As chair of the BP Legal and Compliance Global Diversity and Inclusion Steering Committee, what do you think the in-house legal industry can do to ensure the legal industry is more diverse?
At BP, we recognise that to be competitive, we need the broadest talent pool available – and that our workforce should reflect the communities in which we live and work. This requires diversity and inclusion (D&I) to be central to all that we do and our legal executive team is fully committed to this. Over the past several years, working closely with HR, we have made numerous changes to our recruitment and talent management processes aimed at attracting, developing and retaining our talented and diverse workforce.
We also recognise that we have significant influence with our external counsel. Several years ago we introduced D&I criteria into our panel law firm selection process. We continue to actively challenge our panel firms on how they are staffing and managing matters as well as thinking about how they engage with BP generally, including collaborating in D&I related training and other activities. We have also recently undertaken meaningful steps to identify additional women and minority-owned law firms that may have the skills and resources we need in BP Legal.

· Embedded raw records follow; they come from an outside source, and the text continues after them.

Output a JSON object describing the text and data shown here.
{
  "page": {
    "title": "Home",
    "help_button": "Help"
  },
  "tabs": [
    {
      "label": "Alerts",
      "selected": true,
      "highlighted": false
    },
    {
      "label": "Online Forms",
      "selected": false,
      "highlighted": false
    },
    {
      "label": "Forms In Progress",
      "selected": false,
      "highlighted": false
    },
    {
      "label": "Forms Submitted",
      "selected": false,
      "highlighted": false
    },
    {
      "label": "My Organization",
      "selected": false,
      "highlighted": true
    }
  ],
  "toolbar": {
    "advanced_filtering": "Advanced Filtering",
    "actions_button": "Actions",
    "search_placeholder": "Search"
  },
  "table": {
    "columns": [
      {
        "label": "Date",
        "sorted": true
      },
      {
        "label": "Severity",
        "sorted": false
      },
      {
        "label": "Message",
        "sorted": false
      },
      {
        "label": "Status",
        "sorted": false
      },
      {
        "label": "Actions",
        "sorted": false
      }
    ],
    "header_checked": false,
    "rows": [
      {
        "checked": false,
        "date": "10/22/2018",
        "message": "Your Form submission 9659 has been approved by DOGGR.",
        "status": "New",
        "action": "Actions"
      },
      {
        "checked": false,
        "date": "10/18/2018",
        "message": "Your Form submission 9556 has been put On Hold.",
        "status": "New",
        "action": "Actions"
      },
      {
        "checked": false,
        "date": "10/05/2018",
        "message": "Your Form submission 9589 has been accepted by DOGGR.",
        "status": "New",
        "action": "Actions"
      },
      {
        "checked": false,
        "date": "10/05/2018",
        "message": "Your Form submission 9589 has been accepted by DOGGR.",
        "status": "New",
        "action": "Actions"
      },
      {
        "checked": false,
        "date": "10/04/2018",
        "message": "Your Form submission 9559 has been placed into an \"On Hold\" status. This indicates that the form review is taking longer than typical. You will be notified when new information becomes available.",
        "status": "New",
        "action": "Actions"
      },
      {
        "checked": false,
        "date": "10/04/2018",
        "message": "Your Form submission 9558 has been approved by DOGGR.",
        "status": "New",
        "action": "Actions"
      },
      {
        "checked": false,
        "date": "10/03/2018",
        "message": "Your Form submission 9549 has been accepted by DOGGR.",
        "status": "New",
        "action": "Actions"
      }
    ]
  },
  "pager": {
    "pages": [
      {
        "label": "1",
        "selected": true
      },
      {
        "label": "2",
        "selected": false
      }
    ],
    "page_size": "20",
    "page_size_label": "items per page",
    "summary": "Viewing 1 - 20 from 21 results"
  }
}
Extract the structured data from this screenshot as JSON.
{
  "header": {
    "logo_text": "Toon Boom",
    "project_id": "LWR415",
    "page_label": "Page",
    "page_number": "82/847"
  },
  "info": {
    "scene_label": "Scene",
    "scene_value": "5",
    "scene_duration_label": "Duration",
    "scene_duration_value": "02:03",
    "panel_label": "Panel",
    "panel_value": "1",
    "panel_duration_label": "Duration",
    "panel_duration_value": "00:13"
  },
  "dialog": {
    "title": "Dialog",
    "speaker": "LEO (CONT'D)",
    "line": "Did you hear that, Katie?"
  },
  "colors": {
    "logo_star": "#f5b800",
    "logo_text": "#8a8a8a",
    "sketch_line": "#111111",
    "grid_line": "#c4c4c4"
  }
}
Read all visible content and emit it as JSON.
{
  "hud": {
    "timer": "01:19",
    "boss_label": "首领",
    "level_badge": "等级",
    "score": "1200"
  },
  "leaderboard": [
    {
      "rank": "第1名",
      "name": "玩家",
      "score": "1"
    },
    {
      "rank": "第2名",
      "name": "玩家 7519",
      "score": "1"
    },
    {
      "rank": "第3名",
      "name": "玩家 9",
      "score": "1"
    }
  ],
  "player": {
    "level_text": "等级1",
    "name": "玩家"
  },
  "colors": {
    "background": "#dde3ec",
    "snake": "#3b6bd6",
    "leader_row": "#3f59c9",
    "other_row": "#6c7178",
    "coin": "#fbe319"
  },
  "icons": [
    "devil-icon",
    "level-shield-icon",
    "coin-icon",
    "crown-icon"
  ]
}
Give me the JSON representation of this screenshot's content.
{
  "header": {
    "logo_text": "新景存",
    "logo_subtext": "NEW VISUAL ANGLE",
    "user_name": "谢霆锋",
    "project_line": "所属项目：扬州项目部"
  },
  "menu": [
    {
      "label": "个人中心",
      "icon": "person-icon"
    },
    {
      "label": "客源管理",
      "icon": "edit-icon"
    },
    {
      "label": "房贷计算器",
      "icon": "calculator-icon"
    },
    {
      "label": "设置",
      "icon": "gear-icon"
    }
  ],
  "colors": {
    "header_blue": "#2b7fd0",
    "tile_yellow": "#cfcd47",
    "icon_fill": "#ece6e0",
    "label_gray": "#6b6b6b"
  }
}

Finally, can you share with Lawyer Monthly what you enjoy most about your role and why?
I love the variety and daily challenge of my role. I am never bored. I have the privilege of working in an incredibly exciting industry, with clever and dynamic people in a meritocratic culture where how you do things is just as important as the end result.
Associate General Counsel
Trudi Charles is the Associate General Counsel for BP’s supply and trading business, which is BP’s commercial face to the traded markets for oil, gas, power, petrochemicals, emissions, financial derivatives and currencies. She leads a global team of over 70 legal professionals based in London, Singapore, Chicago, Houston and Calgary, working with a business that operates across the entire value chain supporting BP’s upstream and downstream segments as well as offering its 12,000 customers a combination of physical supply and trading and innovative financial structures. Trudi is a member of the Executive teams for both the supply and trading business as well as for the BP Legal function. She also chairs the BP Legal & Compliance Global Diversity & Inclusion Steering Committee.
Originally from Australia, Trudi was part of the inaugural intake of students at Bond University on the Gold Coast where she studied law. She first moved to the UK to study the BCL at Oxford and went onto to join Herbert Smith Freehills, working as an associate in both the London and Hong Kong offices. Since joining BP plc in 2004 she has managed a number of global legal teams, supporting a wide range of BP businesses in the downstream and since 2013 in the supply and trading business.
BP is one of the world’s leading integrated oil and gas companies. We operate in 70 countries worldwide. We find and produce oil and gas on land and offshore. We move energy around the globe. We manufacture and market fuels and raw materials used in thousands of everyday products, from mobile phones to food packaging.